A campaign remark by Vice President Cheney, suggesting that electing Democrat John Kerry as president might leave the US vulnerable to another 9/11-style attack, was being roundly criticized Wednesday. John Edwards, Kerry's running mate, angrily called it a "scare tactic that crossed the line." Cheney (above), speaking to supporters in Des Moines, Iowa, said: "It's absolutely essential that eight weeks from today ... we make the right choice, because if we make the wrong choice then the danger is that we'll get hit again" in a "devastating" way. He said the nation risked falling into a reactive, not a preemptive, "pre-9/11 mind-set" with Kerry in the White House. Meanwhile, in Cincinnati, Kerry aggressively challenged Bush's decisions in the Iraq war, where the number of US military deaths passed 1,000 Tuesday.
Fresh from summer recess, the House and Senate quickly approved a bill to provide $2 billion for disaster relief to Florida counties reeling from the effects of hurricanes Charley and Frances in the last 30 days. The White House said President Bush was expected to sign the bill before touring the storm-battered state Wednesday. Meanwhile, thousands of residents who evacuated coastal areas before Frances hit over the weekend began returning despite pleas by state officials to stay put. The result was jammed highways, which delayed cleanup efforts and caused tempers to flare as homeowners and emergency crews began removing debris and downed trees.
With a delegation of federal election officials observing, Nevada voters became the first in the nation to cast ballots in a statewide election using computers that print paper records of their ballots. As the polls closed, officials said the primary was generally free of software and hardware problems that have cast doubt upon electronic voting systems in other states. California, Illinois, and Washington recently passed laws requiring a paper trail for electronic ballots, and at least 20 other states are considering similar legislation.
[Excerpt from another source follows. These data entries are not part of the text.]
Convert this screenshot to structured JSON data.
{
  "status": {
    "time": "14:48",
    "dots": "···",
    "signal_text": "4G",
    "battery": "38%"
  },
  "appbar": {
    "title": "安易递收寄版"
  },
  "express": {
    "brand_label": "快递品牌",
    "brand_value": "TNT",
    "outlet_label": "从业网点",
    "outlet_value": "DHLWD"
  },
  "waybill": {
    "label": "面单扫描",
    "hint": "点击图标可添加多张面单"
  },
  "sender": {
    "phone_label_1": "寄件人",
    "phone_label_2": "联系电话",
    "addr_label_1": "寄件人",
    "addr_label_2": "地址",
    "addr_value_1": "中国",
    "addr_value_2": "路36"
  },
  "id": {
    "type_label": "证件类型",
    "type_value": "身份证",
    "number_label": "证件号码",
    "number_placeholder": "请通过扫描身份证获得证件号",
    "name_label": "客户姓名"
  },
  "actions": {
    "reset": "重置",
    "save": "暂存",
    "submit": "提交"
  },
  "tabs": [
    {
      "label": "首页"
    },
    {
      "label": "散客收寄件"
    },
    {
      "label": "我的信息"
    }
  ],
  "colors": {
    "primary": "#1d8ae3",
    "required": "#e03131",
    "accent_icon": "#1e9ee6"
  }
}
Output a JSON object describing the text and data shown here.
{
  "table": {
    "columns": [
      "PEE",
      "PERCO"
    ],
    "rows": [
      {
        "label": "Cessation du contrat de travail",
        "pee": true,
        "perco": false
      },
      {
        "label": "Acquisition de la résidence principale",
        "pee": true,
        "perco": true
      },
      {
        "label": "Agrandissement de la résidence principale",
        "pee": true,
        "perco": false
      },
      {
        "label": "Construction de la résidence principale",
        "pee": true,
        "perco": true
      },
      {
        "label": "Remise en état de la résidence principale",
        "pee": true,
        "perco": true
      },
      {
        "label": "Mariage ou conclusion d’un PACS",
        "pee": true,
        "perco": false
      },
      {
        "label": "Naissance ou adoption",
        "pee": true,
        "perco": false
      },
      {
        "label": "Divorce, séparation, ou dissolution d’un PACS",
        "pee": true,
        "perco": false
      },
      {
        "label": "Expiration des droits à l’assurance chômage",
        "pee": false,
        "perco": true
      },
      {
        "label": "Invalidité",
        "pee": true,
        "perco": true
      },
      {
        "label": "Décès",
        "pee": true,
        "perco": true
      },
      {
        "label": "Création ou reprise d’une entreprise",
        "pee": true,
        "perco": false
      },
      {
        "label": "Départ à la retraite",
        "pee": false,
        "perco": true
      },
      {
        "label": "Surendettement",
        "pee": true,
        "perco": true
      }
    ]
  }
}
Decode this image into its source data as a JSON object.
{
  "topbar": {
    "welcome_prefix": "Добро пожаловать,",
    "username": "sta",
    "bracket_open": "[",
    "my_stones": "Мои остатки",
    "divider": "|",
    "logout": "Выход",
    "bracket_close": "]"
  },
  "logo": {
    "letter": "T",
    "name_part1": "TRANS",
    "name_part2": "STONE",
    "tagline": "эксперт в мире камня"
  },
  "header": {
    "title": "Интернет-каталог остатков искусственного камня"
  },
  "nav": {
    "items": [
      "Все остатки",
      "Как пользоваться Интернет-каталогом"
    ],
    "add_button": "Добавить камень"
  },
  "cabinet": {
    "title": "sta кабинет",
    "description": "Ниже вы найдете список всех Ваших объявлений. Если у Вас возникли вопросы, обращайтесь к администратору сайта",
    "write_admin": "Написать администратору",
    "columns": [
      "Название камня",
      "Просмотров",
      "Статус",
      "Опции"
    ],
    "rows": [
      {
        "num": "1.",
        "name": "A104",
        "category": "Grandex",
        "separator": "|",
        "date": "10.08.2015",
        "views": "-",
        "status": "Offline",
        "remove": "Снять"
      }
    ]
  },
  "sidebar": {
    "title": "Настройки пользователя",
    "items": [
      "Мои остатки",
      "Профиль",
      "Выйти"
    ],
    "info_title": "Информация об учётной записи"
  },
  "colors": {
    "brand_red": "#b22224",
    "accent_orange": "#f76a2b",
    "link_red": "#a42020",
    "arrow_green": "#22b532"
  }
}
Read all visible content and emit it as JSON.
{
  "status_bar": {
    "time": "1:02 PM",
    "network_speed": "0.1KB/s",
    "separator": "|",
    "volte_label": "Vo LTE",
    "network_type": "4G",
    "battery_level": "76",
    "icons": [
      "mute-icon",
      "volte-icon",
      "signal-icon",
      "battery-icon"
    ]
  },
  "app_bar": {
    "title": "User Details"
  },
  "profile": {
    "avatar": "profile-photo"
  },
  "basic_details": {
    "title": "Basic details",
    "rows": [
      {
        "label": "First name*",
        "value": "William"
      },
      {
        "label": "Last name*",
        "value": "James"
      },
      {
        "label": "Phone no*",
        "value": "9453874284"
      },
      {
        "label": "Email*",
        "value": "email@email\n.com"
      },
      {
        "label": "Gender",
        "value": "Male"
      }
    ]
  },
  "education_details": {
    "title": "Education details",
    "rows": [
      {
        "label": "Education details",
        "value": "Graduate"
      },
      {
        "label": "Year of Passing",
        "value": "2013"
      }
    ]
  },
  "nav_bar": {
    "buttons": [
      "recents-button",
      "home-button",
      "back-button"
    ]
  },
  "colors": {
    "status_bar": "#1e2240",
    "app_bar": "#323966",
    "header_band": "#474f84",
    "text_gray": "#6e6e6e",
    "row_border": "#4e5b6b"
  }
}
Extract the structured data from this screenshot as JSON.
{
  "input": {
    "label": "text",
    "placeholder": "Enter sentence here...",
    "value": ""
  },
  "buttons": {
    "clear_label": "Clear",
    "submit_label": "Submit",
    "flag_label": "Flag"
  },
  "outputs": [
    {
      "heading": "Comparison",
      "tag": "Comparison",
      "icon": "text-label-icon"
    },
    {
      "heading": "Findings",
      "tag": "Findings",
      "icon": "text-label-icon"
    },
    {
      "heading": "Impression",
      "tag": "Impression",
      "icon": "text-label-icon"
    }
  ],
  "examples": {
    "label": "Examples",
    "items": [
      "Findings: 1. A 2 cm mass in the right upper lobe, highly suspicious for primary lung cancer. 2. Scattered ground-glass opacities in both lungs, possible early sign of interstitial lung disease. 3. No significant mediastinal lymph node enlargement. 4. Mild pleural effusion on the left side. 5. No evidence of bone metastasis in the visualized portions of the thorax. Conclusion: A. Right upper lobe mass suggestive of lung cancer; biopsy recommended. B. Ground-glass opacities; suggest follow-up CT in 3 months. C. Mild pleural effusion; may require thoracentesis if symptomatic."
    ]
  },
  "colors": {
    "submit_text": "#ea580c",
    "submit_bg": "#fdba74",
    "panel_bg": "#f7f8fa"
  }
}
NASA's Genesis space capsule, carrying atoms collected from solar wind, was en route to a rendezvous with helicopters assigned to snatch it in midair over Utah. Genesis, launched in 2001, marks the first time NASA has gathered objects from farther than the moon. The atoms are expected to reveal clues about the origin and evolution of the solar system.